Excerpts from an interface dataset

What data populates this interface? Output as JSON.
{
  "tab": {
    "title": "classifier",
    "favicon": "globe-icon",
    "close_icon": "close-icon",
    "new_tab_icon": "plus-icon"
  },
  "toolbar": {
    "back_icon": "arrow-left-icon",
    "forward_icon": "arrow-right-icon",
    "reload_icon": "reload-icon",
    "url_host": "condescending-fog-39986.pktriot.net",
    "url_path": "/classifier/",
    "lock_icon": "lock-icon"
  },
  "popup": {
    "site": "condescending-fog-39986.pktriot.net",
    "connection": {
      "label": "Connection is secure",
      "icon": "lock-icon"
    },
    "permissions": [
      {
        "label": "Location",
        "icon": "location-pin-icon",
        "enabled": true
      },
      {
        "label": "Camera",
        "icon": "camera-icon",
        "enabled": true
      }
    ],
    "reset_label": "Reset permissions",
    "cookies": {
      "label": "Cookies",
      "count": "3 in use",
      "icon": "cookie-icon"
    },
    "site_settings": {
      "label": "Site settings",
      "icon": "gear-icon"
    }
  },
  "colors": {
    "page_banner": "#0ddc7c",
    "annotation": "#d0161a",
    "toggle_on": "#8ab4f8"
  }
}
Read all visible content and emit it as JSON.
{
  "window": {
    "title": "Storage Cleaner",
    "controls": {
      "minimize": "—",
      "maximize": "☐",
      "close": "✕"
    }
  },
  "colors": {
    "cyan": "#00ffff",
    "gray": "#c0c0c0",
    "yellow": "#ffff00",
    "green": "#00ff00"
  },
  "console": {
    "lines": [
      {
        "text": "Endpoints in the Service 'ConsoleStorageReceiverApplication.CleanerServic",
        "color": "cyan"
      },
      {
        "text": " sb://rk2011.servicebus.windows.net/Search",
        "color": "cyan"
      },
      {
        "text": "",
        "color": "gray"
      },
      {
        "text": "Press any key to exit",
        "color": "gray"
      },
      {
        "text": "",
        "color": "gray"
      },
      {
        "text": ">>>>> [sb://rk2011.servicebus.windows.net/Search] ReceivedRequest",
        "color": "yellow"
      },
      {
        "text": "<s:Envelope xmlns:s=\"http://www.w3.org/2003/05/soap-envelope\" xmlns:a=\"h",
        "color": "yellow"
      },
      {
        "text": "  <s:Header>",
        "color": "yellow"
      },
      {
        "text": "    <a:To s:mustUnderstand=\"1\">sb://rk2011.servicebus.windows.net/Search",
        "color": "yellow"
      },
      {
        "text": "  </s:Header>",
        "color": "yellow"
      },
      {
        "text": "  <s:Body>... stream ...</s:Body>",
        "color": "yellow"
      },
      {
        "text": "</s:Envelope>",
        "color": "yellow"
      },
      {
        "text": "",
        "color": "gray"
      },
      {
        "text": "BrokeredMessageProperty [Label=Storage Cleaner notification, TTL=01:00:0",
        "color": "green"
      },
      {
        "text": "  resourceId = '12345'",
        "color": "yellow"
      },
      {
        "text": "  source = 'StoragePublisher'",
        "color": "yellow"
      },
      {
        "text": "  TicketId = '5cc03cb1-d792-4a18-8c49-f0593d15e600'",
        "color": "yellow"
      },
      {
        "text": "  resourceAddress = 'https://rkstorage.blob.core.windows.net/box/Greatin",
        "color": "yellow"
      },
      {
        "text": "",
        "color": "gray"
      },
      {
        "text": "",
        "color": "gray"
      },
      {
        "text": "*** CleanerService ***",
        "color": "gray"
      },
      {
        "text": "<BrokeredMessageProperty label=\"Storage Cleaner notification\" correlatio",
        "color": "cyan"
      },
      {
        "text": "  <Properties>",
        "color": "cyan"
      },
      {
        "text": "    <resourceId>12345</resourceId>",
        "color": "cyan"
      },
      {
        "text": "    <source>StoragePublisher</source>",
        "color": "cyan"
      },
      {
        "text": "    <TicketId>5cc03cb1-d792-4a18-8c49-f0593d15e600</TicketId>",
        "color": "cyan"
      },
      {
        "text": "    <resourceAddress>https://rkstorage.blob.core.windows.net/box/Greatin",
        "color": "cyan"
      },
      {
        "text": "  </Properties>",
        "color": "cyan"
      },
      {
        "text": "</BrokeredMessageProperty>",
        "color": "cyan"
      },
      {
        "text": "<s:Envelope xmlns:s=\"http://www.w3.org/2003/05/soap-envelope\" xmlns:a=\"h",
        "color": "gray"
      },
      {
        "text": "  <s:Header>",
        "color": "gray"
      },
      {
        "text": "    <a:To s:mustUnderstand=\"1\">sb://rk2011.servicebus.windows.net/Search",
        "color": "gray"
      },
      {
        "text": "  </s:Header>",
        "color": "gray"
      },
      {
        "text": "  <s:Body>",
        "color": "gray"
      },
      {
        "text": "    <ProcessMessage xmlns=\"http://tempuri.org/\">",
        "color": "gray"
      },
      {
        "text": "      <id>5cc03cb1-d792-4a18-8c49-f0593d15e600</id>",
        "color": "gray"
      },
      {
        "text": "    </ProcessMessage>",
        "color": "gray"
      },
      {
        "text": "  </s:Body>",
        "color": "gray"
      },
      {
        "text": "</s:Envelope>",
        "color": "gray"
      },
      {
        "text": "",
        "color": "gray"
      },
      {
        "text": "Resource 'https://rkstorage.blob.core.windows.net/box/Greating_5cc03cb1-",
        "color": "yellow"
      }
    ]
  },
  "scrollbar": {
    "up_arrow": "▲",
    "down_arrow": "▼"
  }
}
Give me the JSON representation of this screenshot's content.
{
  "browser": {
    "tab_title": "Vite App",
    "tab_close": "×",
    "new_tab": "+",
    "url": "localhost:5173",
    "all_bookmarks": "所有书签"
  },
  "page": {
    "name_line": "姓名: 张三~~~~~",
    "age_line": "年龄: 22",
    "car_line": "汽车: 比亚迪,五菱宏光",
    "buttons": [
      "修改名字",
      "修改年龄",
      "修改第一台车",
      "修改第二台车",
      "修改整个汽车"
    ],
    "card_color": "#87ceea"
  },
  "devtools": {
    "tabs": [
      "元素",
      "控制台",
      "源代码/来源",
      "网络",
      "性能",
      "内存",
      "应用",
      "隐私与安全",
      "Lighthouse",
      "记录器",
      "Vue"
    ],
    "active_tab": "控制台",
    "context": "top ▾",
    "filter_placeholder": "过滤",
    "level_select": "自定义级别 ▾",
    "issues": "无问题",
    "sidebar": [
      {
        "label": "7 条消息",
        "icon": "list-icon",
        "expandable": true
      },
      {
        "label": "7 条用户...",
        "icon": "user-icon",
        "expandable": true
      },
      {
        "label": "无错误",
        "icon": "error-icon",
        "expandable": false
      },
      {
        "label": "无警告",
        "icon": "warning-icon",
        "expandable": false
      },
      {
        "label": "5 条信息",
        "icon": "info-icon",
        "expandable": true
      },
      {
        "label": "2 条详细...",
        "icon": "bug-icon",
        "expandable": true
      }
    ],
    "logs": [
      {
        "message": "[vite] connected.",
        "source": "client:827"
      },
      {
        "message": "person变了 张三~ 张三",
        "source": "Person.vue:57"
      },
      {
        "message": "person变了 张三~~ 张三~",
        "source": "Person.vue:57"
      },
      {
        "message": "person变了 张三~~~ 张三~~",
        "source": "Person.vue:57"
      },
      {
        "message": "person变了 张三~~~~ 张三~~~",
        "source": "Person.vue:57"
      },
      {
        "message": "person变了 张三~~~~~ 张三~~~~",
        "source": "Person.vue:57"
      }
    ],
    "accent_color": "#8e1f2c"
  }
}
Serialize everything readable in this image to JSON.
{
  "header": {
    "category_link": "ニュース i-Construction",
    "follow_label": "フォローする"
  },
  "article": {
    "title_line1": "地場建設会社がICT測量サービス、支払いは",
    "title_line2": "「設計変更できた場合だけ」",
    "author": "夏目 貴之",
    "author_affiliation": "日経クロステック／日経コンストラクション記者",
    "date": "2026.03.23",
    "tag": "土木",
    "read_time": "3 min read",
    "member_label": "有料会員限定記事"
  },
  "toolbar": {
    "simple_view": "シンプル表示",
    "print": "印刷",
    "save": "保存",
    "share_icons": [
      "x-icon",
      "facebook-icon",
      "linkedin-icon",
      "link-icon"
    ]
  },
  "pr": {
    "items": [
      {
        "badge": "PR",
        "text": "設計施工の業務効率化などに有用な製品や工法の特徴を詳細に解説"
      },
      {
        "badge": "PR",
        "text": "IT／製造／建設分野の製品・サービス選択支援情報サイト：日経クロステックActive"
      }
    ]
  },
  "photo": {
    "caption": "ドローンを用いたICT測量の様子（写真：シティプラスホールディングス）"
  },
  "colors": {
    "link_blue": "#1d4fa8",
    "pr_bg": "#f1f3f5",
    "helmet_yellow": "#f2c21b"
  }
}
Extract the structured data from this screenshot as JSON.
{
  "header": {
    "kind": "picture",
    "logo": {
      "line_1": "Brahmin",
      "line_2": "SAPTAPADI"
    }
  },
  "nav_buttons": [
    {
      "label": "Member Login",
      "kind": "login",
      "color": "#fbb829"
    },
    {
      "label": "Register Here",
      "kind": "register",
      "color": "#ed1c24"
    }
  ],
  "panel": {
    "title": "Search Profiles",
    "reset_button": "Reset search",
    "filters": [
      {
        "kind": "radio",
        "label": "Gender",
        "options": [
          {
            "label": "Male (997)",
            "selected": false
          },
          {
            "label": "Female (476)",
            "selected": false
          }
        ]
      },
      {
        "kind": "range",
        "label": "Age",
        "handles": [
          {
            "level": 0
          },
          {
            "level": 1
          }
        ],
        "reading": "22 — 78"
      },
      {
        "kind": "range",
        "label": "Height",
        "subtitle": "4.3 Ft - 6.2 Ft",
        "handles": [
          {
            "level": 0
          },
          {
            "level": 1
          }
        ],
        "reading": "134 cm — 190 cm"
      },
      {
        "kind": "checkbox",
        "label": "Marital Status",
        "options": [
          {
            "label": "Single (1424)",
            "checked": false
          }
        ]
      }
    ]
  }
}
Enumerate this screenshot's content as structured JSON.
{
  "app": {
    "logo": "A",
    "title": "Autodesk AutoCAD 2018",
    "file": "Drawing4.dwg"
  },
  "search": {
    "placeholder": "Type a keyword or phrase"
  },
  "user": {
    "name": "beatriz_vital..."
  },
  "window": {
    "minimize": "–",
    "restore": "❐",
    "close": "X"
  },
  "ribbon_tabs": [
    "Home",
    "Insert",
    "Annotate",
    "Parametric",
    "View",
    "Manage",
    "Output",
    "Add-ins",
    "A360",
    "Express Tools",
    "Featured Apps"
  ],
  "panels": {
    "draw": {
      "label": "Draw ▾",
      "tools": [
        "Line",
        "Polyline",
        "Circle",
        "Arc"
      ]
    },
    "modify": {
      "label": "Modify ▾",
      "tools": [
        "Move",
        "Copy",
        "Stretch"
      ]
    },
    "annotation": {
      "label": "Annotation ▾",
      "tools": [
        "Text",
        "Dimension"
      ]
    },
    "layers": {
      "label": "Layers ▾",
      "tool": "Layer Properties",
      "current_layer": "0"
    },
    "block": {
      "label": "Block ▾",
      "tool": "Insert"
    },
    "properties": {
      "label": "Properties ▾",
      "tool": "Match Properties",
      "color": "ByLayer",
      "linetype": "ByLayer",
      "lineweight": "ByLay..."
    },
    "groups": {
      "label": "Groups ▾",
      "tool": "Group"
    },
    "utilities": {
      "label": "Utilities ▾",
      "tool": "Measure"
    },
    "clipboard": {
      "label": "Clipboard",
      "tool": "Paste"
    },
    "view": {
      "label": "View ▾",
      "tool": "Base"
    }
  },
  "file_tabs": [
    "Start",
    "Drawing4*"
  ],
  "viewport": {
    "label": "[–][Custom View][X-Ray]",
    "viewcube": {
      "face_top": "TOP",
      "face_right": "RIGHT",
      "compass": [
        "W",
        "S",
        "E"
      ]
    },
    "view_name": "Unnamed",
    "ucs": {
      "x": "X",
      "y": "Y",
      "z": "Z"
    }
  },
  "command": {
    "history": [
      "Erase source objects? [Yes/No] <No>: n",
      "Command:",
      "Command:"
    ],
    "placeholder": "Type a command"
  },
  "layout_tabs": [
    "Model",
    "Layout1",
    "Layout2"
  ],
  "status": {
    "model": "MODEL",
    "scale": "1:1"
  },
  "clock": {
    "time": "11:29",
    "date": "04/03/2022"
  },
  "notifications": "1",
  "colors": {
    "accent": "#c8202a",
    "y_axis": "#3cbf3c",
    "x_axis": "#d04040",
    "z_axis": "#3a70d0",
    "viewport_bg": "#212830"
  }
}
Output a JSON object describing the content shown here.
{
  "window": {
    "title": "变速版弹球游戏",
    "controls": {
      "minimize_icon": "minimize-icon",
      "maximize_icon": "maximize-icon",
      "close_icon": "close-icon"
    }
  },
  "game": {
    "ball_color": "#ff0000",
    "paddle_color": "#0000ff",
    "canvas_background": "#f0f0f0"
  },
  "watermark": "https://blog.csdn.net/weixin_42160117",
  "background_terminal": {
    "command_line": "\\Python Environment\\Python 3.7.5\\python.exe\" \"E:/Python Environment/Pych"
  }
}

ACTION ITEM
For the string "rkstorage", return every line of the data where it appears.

SOLUTION TO THE EXERCISE
        "text": "  resourceAddress = 'https://rkstorage.blob.core.windows.net/box/Greatin",
        "text": "    <resourceAddress>https://rkstorage.blob.core.windows.net/box/Greatin",
        "text": "Resource 'https://rkstorage.blob.core.windows.net/box/Greating_5cc03cb1-",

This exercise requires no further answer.